- **Input for this task**
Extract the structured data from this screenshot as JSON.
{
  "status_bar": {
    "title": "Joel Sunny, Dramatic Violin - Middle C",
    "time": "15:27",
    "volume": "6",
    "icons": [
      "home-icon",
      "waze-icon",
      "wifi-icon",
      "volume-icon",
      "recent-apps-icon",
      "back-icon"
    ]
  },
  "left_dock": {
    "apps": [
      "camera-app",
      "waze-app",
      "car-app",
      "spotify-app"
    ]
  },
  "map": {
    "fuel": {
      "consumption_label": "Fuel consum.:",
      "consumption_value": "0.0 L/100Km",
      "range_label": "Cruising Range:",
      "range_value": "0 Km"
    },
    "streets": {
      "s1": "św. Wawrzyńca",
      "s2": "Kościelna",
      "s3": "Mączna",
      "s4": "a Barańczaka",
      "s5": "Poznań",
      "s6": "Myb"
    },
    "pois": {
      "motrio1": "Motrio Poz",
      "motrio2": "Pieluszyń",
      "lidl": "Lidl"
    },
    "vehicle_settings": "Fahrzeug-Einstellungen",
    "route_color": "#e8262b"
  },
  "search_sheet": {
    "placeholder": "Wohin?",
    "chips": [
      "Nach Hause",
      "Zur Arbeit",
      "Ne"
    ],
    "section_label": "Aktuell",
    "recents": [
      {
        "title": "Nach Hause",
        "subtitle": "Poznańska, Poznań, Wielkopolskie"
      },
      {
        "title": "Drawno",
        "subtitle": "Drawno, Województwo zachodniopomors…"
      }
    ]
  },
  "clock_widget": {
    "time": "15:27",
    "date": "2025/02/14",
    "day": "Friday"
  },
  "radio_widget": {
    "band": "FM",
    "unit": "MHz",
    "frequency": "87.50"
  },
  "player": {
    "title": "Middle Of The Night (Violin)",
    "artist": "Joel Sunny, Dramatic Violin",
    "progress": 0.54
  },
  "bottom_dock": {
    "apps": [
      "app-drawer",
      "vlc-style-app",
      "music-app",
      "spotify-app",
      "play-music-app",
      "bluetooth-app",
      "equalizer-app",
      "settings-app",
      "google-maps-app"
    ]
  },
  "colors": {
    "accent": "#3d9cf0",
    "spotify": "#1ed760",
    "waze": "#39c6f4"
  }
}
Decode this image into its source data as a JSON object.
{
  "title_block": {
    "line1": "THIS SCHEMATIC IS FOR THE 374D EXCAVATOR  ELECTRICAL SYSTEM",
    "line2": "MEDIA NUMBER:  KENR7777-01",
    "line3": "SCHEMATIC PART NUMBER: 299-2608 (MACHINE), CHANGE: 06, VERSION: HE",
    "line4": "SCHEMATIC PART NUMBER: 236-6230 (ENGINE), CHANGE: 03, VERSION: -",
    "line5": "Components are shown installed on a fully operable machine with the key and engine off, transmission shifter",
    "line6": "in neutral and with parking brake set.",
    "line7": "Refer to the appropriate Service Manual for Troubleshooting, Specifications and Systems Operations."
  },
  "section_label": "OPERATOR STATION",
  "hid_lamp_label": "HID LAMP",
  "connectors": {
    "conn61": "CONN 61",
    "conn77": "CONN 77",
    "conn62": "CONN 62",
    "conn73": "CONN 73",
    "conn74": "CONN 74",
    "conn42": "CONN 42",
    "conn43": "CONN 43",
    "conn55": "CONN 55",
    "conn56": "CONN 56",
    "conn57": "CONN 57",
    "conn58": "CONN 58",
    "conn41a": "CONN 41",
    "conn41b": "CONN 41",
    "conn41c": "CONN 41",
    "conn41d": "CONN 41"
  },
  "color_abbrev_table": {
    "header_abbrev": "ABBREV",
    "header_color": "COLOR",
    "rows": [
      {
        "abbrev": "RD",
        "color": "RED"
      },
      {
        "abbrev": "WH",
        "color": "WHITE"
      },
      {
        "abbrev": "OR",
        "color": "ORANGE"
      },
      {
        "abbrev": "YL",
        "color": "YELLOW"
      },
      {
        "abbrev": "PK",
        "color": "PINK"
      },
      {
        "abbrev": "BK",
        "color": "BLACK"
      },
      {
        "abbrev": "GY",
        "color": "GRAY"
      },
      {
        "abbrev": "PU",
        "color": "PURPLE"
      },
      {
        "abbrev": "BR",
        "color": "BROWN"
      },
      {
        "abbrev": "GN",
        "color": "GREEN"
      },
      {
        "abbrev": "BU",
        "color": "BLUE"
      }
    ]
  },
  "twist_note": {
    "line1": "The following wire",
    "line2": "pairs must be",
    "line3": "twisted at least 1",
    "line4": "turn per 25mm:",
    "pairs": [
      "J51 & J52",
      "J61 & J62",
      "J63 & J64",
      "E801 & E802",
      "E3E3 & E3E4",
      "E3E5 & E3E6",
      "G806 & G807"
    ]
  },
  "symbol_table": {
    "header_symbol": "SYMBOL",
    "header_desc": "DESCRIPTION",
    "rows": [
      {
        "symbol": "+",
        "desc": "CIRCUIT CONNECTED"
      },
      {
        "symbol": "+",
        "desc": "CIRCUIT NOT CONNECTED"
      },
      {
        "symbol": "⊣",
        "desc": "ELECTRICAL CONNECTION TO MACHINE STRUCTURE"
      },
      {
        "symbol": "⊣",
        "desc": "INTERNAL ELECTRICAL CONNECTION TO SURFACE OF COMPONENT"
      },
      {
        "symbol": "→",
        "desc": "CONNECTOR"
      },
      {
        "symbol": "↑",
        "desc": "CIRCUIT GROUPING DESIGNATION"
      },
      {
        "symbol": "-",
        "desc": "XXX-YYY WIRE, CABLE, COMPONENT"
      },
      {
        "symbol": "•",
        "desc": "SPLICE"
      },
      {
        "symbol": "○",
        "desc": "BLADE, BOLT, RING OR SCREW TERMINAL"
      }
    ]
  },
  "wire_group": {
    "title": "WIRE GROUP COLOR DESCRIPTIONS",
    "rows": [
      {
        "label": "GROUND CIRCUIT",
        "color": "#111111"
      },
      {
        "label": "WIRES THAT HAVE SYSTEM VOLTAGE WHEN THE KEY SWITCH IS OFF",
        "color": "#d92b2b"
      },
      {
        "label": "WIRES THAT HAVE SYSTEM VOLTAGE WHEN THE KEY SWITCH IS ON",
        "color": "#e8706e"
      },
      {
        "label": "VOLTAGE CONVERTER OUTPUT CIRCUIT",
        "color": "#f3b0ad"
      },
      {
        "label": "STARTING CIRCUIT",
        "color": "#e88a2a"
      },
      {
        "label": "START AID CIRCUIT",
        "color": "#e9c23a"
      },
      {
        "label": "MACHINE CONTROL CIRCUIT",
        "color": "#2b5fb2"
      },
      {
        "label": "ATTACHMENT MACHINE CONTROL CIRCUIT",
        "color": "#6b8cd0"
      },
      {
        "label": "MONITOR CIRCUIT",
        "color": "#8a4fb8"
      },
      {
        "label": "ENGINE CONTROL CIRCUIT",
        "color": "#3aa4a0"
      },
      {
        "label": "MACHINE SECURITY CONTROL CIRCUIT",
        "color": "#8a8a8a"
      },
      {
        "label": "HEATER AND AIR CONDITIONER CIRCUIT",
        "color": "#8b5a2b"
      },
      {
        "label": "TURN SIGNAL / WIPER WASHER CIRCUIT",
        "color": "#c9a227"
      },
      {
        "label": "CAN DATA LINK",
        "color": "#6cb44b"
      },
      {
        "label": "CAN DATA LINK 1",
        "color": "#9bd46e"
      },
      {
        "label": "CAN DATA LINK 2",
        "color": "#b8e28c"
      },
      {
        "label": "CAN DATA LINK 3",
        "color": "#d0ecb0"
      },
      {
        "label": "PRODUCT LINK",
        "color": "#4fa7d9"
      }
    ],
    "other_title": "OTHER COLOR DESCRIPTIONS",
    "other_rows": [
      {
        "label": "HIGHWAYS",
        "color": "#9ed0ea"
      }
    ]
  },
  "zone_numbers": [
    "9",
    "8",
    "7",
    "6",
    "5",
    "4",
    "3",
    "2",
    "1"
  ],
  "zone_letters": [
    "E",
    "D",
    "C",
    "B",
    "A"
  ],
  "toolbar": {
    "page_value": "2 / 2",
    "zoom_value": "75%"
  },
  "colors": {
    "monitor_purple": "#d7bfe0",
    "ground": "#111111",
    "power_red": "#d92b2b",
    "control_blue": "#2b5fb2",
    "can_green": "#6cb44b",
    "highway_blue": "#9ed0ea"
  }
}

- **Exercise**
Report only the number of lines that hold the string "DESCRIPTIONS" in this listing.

- **Answer for the task**
2